  • Exemption 5, Attorney Work-Product:  The court holds that "[t]he Criminal Division has established the foregoing documents as attorney work product, and '[i]f a document is fully protected as work product, then segregability is not required.'"  The court finds that "[t]he declarant avers that the documents 'were created as part of the wiretap application process, and were therefore created in anticipation of litigation, i.e., a criminal prosecution[.]'"
  • Exemption 5, Deliberative Process Privilege:  The court holds that "[t]he Criminal Division has properly justified its withholding [of] the described material under the deliberative process privilege."  The court relates that "the Criminal Division withheld as deliberative process material the agents’ affidavits in support of the Title III applications, the action memorandums from the ESU attorney to the Assistant Attorney General, and the email messages between the prosecutor and the ESU attorney, 'in which the attorneys discuss the ESU review process, edits, revisions, etc.'"  The court finds that "[e]ach of those types of documents was pre-decisional, involved the “give-and-take” of the decision-making process, and was submitted 'by a decision-maker’s subordinate ... pursuant to a process that is required by Title III and internal Criminal Division policy.'"
  • Exemptions 6 & 7(C):  The court holds that "summary judgment is granted to DOJ on exemptions 6 and 7(C)."  "The Criminal Division withheld the same documents under exemptions 6 and 7(C) that were properly withheld under exemptions 3 and 5."  "Therefore, the Court will not dwell on these bases for withholding the documents, but it finds both exemptions properly invoked to protect the personal privacy interest of 'the law enforcement personnel and private persons [who were] involved in the wiretapping and the Criminal Division’s internal review process.'"  Additionally, the court finds that "[plaintiff's] asserted personal interest in the documents to challenge his conviction 'does not overcome the privacy interests' of those individuals."
  • Litigation Considerations, "Reasonably Segregable" Obligation:  "Given the type of documents that were withheld, and the fact that most contained non-segregable attorney work product, the Court finds that no segregable information has been withheld."  "The declarant 'reviewed each page of [responsive] material ... to determine whether there was any non-exempt information that could be reasonably segregated and released,' and concluded that there was none."

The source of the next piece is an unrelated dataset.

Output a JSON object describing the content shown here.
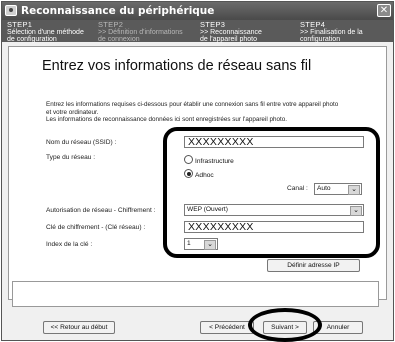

Court Decision Topic(s)
District Court opinions
Exemption 3
Exemption 5
Exemption 5, Attorney Work-Product Privilege
Exemption 5, Deliberative Process Privilege
Exemption 6

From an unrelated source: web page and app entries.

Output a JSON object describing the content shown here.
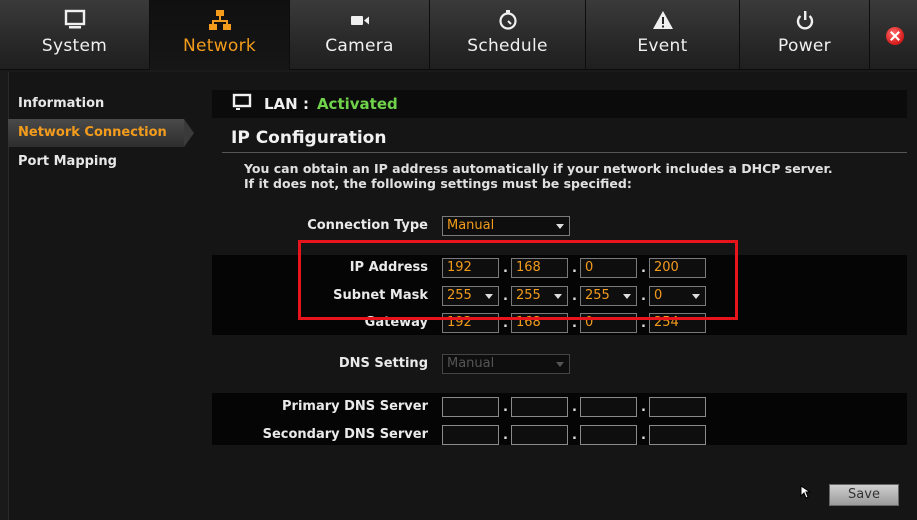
{
  "nav": {
    "tabs": [
      {
        "label": "System",
        "icon": "monitor-icon"
      },
      {
        "label": "Network",
        "icon": "network-icon",
        "active": true
      },
      {
        "label": "Camera",
        "icon": "camera-icon"
      },
      {
        "label": "Schedule",
        "icon": "clock-icon"
      },
      {
        "label": "Event",
        "icon": "warning-icon"
      },
      {
        "label": "Power",
        "icon": "power-icon"
      }
    ],
    "close_icon": "close-icon"
  },
  "sidebar": {
    "items": [
      {
        "label": "Information"
      },
      {
        "label": "Network Connection",
        "active": true
      },
      {
        "label": "Port Mapping"
      }
    ]
  },
  "lan": {
    "label": "LAN :",
    "status": "Activated",
    "status_color": "#6fd24a"
  },
  "ip_config": {
    "title": "IP Configuration",
    "desc_line1": "You can obtain an IP address automatically if your network includes a DHCP server.",
    "desc_line2": "If it does not, the following settings must be specified:",
    "connection_type_label": "Connection Type",
    "connection_type_value": "Manual",
    "ip_address_label": "IP Address",
    "ip_address": [
      "192",
      "168",
      "0",
      "200"
    ],
    "subnet_mask_label": "Subnet Mask",
    "subnet_mask": [
      "255",
      "255",
      "255",
      "0"
    ],
    "gateway_label": "Gateway",
    "gateway": [
      "192",
      "168",
      "0",
      "254"
    ],
    "dns_setting_label": "DNS Setting",
    "dns_setting_value": "Manual",
    "primary_dns_label": "Primary DNS Server",
    "secondary_dns_label": "Secondary DNS Server"
  },
  "actions": {
    "save_label": "Save"
  },
  "colors": {
    "accent": "#f39c1c",
    "highlight": "#e8141b"
  }
}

Exemption 7(C)
Litigation Considerations, Adequacy of Search
Procedural Requirements, “Reasonably Segregable” Obligation
Updated January 10, 2022